WHAT IS EXPECTED: Every entry in the listing below has to be given again exactly.
------------------------
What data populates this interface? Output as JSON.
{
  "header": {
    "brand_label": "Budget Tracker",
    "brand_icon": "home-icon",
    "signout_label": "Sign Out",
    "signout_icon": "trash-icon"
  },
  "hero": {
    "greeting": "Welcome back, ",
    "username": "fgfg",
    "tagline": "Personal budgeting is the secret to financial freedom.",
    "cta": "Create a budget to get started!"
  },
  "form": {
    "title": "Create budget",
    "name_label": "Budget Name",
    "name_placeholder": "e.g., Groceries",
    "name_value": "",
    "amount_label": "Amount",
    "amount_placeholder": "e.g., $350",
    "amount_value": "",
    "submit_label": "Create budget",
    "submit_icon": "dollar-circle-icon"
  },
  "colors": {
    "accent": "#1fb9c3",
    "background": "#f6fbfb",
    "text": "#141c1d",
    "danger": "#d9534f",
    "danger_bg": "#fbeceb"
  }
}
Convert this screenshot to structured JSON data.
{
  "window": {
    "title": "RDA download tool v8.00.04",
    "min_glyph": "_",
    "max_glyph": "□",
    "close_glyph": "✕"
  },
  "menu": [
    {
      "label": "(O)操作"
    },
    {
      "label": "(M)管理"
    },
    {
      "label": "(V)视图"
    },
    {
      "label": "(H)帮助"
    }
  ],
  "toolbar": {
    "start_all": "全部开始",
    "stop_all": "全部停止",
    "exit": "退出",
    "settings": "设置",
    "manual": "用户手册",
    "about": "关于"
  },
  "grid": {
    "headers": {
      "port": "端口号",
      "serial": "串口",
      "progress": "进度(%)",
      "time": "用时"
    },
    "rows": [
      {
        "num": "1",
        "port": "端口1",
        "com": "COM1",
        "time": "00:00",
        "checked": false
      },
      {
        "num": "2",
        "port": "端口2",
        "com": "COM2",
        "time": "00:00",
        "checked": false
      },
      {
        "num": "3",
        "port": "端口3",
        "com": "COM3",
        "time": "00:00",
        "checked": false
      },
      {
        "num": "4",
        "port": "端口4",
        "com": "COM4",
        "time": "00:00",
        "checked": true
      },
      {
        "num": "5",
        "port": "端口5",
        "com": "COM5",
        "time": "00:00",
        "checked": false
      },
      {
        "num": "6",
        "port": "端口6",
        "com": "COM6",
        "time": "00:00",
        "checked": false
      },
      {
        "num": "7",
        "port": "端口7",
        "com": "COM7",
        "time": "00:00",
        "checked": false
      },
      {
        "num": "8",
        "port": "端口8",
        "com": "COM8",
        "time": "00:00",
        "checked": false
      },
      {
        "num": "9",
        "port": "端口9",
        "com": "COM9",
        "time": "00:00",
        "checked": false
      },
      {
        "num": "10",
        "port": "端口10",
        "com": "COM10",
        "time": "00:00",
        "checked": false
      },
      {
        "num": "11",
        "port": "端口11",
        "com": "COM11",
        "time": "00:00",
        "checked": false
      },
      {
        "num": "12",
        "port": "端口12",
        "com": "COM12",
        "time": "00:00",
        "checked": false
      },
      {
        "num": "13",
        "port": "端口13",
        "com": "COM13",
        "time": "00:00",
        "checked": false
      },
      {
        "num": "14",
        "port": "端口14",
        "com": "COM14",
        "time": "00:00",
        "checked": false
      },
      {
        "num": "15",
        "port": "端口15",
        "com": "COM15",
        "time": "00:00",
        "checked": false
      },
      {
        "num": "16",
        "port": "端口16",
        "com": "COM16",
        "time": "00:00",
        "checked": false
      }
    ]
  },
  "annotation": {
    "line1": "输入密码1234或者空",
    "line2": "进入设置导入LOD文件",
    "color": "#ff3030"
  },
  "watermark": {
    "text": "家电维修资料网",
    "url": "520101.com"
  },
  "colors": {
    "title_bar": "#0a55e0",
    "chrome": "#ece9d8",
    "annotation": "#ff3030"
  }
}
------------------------
ANSWER FOR THIS EXERCISE:
What data populates this interface? Output as JSON.
{
  "header": {
    "brand_label": "Budget Tracker",
    "brand_icon": "home-icon",
    "signout_label": "Sign Out",
    "signout_icon": "trash-icon"
  },
  "hero": {
    "greeting": "Welcome back, ",
    "username": "fgfg",
    "tagline": "Personal budgeting is the secret to financial freedom.",
    "cta": "Create a budget to get started!"
  },
  "form": {
    "title": "Create budget",
    "name_label": "Budget Name",
    "name_placeholder": "e.g., Groceries",
    "name_value": "",
    "amount_label": "Amount",
    "amount_placeholder": "e.g., $350",
    "amount_value": "",
    "submit_label": "Create budget",
    "submit_icon": "dollar-circle-icon"
  },
  "colors": {
    "accent": "#1fb9c3",
    "background": "#f6fbfb",
    "text": "#141c1d",
    "danger": "#d9534f",
    "danger_bg": "#fbeceb"
  }
}
Convert this screenshot to structured JSON data.
{
  "window": {
    "title": "RDA download tool v8.00.04",
    "min_glyph": "_",
    "max_glyph": "□",
    "close_glyph": "✕"
  },
  "menu": [
    {
      "label": "(O)操作"
    },
    {
      "label": "(M)管理"
    },
    {
      "label": "(V)视图"
    },
    {
      "label": "(H)帮助"
    }
  ],
  "toolbar": {
    "start_all": "全部开始",
    "stop_all": "全部停止",
    "exit": "退出",
    "settings": "设置",
    "manual": "用户手册",
    "about": "关于"
  },
  "grid": {
    "headers": {
      "port": "端口号",
      "serial": "串口",
      "progress": "进度(%)",
      "time": "用时"
    },
    "rows": [
      {
        "num": "1",
        "port": "端口1",
        "com": "COM1",
        "time": "00:00",
        "checked": false
      },
      {
        "num": "2",
        "port": "端口2",
        "com": "COM2",
        "time": "00:00",
        "checked": false
      },
      {
        "num": "3",
        "port": "端口3",
        "com": "COM3",
        "time": "00:00",
        "checked": false
      },
      {
        "num": "4",
        "port": "端口4",
        "com": "COM4",
        "time": "00:00",
        "checked": true
      },
      {
        "num": "5",
        "port": "端口5",
        "com": "COM5",
        "time": "00:00",
        "checked": false
      },
      {
        "num": "6",
        "port": "端口6",
        "com": "COM6",
        "time": "00:00",
        "checked": false
      },
      {
        "num": "7",
        "port": "端口7",
        "com": "COM7",
        "time": "00:00",
        "checked": false
      },
      {
        "num": "8",
        "port": "端口8",
        "com": "COM8",
        "time": "00:00",
        "checked": false
      },
      {
        "num": "9",
        "port": "端口9",
        "com": "COM9",
        "time": "00:00",
        "checked": false
      },
      {
        "num": "10",
        "port": "端口10",
        "com": "COM10",
        "time": "00:00",
        "checked": false
      },
      {
        "num": "11",
        "port": "端口11",
        "com": "COM11",
        "time": "00:00",
        "checked": false
      },
      {
        "num": "12",
        "port": "端口12",
        "com": "COM12",
        "time": "00:00",
        "checked": false
      },
      {
        "num": "13",
        "port": "端口13",
        "com": "COM13",
        "time": "00:00",
        "checked": false
      },
      {
        "num": "14",
        "port": "端口14",
        "com": "COM14",
        "time": "00:00",
        "checked": false
      },
      {
        "num": "15",
        "port": "端口15",
        "com": "COM15",
        "time": "00:00",
        "checked": false
      },
      {
        "num": "16",
        "port": "端口16",
        "com": "COM16",
        "time": "00:00",
        "checked": false
      }
    ]
  },
  "annotation": {
    "line1": "输入密码1234或者空",
    "line2": "进入设置导入LOD文件",
    "color": "#ff3030"
  },
  "watermark": {
    "text": "家电维修资料网",
    "url": "520101.com"
  },
  "colors": {
    "title_bar": "#0a55e0",
    "chrome": "#ece9d8",
    "annotation": "#ff3030"
  }
}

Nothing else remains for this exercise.